_EXERCISE_.
Please copy every line from the records below that contains the string "book".

BEGIN

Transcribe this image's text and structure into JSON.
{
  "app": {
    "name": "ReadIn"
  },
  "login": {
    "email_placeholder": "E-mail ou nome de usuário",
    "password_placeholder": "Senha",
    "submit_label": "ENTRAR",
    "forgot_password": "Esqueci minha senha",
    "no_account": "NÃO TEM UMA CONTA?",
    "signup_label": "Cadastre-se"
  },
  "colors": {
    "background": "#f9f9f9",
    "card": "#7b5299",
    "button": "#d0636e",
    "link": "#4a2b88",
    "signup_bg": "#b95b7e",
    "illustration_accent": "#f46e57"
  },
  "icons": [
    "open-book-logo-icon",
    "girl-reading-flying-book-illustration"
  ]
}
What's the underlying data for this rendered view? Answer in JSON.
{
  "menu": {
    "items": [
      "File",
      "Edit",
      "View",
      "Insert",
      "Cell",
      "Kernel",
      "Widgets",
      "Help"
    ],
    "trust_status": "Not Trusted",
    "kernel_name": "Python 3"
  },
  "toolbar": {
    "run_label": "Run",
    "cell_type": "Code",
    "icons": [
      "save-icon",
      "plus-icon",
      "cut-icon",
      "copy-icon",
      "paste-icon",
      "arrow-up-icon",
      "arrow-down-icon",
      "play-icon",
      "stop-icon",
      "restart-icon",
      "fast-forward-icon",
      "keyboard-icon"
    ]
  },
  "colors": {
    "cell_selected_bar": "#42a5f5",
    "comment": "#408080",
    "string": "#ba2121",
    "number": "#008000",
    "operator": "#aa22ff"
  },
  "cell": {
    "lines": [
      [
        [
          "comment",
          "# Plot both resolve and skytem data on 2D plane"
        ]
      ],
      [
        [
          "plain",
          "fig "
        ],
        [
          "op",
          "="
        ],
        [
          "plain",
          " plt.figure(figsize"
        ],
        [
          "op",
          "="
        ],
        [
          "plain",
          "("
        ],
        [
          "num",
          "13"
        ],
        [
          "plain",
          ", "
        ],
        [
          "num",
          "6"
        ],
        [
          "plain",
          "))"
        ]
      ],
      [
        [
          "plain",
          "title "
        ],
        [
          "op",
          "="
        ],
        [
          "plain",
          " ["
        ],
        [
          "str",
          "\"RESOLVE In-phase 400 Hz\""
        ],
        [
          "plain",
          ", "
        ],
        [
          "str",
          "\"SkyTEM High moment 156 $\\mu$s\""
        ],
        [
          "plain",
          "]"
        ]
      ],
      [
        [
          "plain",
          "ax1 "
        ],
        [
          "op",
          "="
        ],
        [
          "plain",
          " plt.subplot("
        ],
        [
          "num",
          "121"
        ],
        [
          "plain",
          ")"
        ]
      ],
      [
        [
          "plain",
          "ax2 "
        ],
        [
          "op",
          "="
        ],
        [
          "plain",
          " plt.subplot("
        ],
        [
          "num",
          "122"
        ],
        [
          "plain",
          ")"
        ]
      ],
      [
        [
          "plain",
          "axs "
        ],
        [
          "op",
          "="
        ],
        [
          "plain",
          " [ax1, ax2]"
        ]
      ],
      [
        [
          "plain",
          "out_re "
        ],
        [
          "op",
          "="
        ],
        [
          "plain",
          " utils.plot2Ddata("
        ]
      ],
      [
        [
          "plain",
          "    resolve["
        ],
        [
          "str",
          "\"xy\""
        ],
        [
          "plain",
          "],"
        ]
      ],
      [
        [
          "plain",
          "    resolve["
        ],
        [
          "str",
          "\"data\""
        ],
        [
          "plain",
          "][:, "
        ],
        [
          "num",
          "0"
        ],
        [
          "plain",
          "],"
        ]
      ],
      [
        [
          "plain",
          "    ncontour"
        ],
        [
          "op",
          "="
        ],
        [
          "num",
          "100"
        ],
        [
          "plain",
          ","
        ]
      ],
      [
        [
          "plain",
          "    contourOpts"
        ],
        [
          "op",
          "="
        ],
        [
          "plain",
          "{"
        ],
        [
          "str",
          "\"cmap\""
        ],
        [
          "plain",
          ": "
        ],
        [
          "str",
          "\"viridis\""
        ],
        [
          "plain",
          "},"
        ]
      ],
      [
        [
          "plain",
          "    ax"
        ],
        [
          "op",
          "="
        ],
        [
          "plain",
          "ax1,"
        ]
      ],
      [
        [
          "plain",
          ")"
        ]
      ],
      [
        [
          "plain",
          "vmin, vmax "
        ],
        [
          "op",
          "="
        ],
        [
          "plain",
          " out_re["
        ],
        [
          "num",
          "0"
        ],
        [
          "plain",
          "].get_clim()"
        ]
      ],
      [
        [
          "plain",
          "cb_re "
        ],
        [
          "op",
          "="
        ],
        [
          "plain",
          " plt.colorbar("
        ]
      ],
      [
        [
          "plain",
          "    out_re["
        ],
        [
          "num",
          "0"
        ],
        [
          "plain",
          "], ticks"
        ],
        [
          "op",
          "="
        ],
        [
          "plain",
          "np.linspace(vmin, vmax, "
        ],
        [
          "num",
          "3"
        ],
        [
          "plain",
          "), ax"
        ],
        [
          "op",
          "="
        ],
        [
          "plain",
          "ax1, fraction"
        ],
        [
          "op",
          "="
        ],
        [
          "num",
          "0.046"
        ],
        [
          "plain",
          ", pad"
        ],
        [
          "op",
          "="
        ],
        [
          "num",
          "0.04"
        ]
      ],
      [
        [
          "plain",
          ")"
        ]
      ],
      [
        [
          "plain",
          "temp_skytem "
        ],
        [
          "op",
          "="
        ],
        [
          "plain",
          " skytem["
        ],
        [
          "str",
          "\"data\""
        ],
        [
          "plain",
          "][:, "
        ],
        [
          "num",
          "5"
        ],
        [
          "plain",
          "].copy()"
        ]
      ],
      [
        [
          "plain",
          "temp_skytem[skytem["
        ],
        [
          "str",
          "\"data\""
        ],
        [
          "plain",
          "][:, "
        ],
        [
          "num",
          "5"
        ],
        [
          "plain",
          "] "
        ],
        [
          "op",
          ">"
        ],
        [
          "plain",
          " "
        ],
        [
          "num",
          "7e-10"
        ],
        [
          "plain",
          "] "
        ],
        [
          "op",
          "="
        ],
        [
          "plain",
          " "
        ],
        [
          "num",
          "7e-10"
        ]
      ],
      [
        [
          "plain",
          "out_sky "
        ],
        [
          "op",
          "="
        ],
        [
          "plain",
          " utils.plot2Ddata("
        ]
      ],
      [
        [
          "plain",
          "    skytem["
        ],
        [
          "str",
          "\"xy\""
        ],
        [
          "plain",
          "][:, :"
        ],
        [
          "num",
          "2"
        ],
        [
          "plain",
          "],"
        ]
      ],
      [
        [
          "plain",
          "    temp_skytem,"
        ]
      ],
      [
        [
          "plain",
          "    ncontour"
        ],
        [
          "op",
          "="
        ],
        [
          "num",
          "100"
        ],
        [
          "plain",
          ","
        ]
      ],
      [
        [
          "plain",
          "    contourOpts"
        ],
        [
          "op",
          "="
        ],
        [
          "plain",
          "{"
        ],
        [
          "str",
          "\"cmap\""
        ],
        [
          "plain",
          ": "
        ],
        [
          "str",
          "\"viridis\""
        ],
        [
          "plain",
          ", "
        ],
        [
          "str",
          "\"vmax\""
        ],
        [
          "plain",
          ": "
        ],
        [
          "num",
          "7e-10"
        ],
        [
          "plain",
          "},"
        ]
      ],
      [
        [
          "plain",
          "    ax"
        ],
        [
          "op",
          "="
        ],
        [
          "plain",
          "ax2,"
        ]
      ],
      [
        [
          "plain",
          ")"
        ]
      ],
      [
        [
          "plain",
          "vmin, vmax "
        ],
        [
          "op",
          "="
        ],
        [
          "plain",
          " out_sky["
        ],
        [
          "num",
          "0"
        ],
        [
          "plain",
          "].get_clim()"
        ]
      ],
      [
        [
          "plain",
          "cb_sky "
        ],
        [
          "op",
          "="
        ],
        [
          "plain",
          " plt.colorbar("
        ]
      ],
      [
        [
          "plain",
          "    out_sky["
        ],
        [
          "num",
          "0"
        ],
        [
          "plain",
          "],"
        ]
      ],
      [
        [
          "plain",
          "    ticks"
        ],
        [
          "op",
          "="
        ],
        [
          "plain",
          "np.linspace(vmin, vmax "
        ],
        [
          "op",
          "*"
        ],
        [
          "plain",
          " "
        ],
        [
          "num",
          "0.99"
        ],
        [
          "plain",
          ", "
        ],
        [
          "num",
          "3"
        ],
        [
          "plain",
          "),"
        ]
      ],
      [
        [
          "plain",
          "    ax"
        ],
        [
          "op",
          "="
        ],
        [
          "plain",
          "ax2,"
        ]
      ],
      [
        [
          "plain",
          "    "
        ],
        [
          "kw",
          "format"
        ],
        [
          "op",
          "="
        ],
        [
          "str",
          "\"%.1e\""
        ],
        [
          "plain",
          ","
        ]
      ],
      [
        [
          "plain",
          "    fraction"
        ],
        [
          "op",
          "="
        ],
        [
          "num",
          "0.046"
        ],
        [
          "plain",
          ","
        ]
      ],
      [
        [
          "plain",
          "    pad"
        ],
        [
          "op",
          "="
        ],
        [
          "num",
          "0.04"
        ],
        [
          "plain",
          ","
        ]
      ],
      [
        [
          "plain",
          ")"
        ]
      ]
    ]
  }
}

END

_TASK RESULT_.
    "open-book-logo-icon",
    "girl-reading-flying-book-illustration"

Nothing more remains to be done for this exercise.